### [Exercise instructions]
Retype the records below exactly as they stand, omitting the pictures.

+ + + + +

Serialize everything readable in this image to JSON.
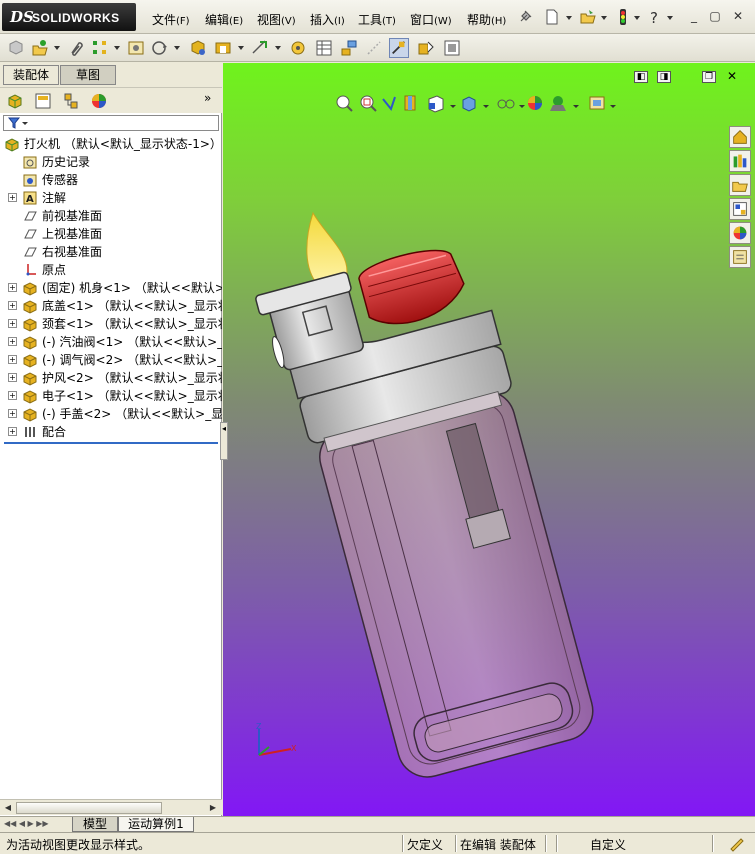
{
  "app": {
    "logo_ds": "DS",
    "logo_text": "SOLIDWORKS"
  },
  "menu": [
    {
      "label": "文件",
      "key": "(F)"
    },
    {
      "label": "编辑",
      "key": "(E)"
    },
    {
      "label": "视图",
      "key": "(V)"
    },
    {
      "label": "插入",
      "key": "(I)"
    },
    {
      "label": "工具",
      "key": "(T)"
    },
    {
      "label": "窗口",
      "key": "(W)"
    },
    {
      "label": "帮助",
      "key": "(H)"
    }
  ],
  "panel_tabs": {
    "assembly": "装配体",
    "sketch": "草图"
  },
  "tree": [
    {
      "label": "打火机 （默认<默认_显示状态-1>）",
      "icon": "assembly-icon",
      "expand": "",
      "level": 0
    },
    {
      "label": "历史记录",
      "icon": "history-folder-icon",
      "expand": "",
      "level": 1
    },
    {
      "label": "传感器",
      "icon": "sensor-icon",
      "expand": "",
      "level": 1
    },
    {
      "label": "注解",
      "icon": "annotation-icon",
      "expand": "+",
      "level": 1
    },
    {
      "label": "前视基准面",
      "icon": "plane-icon",
      "expand": "",
      "level": 1
    },
    {
      "label": "上视基准面",
      "icon": "plane-icon",
      "expand": "",
      "level": 1
    },
    {
      "label": "右视基准面",
      "icon": "plane-icon",
      "expand": "",
      "level": 1
    },
    {
      "label": "原点",
      "icon": "origin-icon",
      "expand": "",
      "level": 1
    },
    {
      "label": "(固定) 机身<1> （默认<<默认>_显",
      "icon": "part-icon",
      "expand": "+",
      "level": 1
    },
    {
      "label": "底盖<1> （默认<<默认>_显示状态",
      "icon": "part-icon",
      "expand": "+",
      "level": 1
    },
    {
      "label": "颈套<1> （默认<<默认>_显示状态",
      "icon": "part-icon",
      "expand": "+",
      "level": 1
    },
    {
      "label": "(-) 汽油阀<1> （默认<<默认>_显",
      "icon": "part-icon",
      "expand": "+",
      "level": 1
    },
    {
      "label": "(-) 调气阀<2> （默认<<默认>_显",
      "icon": "part-icon",
      "expand": "+",
      "level": 1
    },
    {
      "label": "护风<2> （默认<<默认>_显示状态",
      "icon": "part-icon",
      "expand": "+",
      "level": 1
    },
    {
      "label": "电子<1> （默认<<默认>_显示状态",
      "icon": "part-icon",
      "expand": "+",
      "level": 1
    },
    {
      "label": "(-) 手盖<2> （默认<<默认>_显示",
      "icon": "part-icon",
      "expand": "+",
      "level": 1
    },
    {
      "label": "配合",
      "icon": "mates-icon",
      "expand": "+",
      "level": 1
    }
  ],
  "bottom_tabs": {
    "model": "模型",
    "motion": "运动算例1"
  },
  "status": {
    "message": "为活动视图更改显示样式。",
    "definition": "欠定义",
    "editing": "在编辑 装配体",
    "units": "自定义"
  },
  "colors": {
    "viewport_top": "#6ff31c",
    "viewport_bottom": "#8217f5",
    "selection_blue": "#316ac5"
  }
}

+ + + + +

### [Exercise answer]
Serialize everything readable in this image to JSON.
{
  "app": {
    "logo_ds": "DS",
    "logo_text": "SOLIDWORKS"
  },
  "menu": [
    {
      "label": "文件",
      "key": "(F)"
    },
    {
      "label": "编辑",
      "key": "(E)"
    },
    {
      "label": "视图",
      "key": "(V)"
    },
    {
      "label": "插入",
      "key": "(I)"
    },
    {
      "label": "工具",
      "key": "(T)"
    },
    {
      "label": "窗口",
      "key": "(W)"
    },
    {
      "label": "帮助",
      "key": "(H)"
    }
  ],
  "panel_tabs": {
    "assembly": "装配体",
    "sketch": "草图"
  },
  "tree": [
    {
      "label": "打火机 （默认<默认_显示状态-1>）",
      "icon": "assembly-icon",
      "expand": "",
      "level": 0
    },
    {
      "label": "历史记录",
      "icon": "history-folder-icon",
      "expand": "",
      "level": 1
    },
    {
      "label": "传感器",
      "icon": "sensor-icon",
      "expand": "",
      "level": 1
    },
    {
      "label": "注解",
      "icon": "annotation-icon",
      "expand": "+",
      "level": 1
    },
    {
      "label": "前视基准面",
      "icon": "plane-icon",
      "expand": "",
      "level": 1
    },
    {
      "label": "上视基准面",
      "icon": "plane-icon",
      "expand": "",
      "level": 1
    },
    {
      "label": "右视基准面",
      "icon": "plane-icon",
      "expand": "",
      "level": 1
    },
    {
      "label": "原点",
      "icon": "origin-icon",
      "expand": "",
      "level": 1
    },
    {
      "label": "(固定) 机身<1> （默认<<默认>_显",
      "icon": "part-icon",
      "expand": "+",
      "level": 1
    },
    {
      "label": "底盖<1> （默认<<默认>_显示状态",
      "icon": "part-icon",
      "expand": "+",
      "level": 1
    },
    {
      "label": "颈套<1> （默认<<默认>_显示状态",
      "icon": "part-icon",
      "expand": "+",
      "level": 1
    },
    {
      "label": "(-) 汽油阀<1> （默认<<默认>_显",
      "icon": "part-icon",
      "expand": "+",
      "level": 1
    },
    {
      "label": "(-) 调气阀<2> （默认<<默认>_显",
      "icon": "part-icon",
      "expand": "+",
      "level": 1
    },
    {
      "label": "护风<2> （默认<<默认>_显示状态",
      "icon": "part-icon",
      "expand": "+",
      "level": 1
    },
    {
      "label": "电子<1> （默认<<默认>_显示状态",
      "icon": "part-icon",
      "expand": "+",
      "level": 1
    },
    {
      "label": "(-) 手盖<2> （默认<<默认>_显示",
      "icon": "part-icon",
      "expand": "+",
      "level": 1
    },
    {
      "label": "配合",
      "icon": "mates-icon",
      "expand": "+",
      "level": 1
    }
  ],
  "bottom_tabs": {
    "model": "模型",
    "motion": "运动算例1"
  },
  "status": {
    "message": "为活动视图更改显示样式。",
    "definition": "欠定义",
    "editing": "在编辑 装配体",
    "units": "自定义"
  },
  "colors": {
    "viewport_top": "#6ff31c",
    "viewport_bottom": "#8217f5",
    "selection_blue": "#316ac5"
  }
}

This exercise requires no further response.